● **What the task asks**
In the entries below, find the lines that include "Clergerie" and give their number as the whole reply.

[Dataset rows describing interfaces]
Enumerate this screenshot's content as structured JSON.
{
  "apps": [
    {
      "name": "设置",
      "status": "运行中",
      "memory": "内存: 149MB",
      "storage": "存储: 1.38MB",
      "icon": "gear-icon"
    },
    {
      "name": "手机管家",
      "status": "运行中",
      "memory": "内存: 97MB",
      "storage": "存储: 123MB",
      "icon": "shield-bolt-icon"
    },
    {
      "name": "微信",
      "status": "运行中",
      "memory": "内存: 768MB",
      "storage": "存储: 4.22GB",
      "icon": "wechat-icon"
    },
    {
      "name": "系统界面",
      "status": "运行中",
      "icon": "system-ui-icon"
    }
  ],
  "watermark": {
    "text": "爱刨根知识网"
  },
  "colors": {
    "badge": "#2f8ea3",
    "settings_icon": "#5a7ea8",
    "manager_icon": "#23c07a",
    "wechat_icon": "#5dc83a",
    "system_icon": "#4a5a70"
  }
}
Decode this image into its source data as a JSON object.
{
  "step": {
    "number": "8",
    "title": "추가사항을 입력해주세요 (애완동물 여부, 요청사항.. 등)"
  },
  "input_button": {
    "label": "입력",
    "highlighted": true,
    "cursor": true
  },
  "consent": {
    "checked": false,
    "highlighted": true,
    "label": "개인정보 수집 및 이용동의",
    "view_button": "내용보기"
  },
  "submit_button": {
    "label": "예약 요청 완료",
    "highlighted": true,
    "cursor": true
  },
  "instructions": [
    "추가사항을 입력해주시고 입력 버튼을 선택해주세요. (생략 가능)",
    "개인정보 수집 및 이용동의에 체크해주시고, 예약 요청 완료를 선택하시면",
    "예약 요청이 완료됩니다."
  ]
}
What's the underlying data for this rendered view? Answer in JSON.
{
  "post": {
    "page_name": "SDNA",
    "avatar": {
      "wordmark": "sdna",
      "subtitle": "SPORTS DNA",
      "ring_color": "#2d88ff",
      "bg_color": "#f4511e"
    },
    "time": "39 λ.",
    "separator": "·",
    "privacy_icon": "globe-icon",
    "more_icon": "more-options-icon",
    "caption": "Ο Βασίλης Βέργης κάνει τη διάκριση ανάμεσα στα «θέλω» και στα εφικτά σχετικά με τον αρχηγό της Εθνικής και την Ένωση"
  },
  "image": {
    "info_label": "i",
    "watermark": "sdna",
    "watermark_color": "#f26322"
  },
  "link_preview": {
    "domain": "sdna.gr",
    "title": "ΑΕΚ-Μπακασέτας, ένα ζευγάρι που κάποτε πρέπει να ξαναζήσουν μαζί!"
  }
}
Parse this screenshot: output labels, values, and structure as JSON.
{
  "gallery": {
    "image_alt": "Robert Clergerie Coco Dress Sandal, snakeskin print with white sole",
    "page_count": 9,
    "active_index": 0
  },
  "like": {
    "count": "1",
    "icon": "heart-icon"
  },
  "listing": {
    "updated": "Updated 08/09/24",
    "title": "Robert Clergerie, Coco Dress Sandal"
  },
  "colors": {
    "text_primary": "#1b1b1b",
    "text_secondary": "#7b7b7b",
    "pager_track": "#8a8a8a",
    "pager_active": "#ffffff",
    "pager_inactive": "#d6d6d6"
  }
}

● **Task answer**
2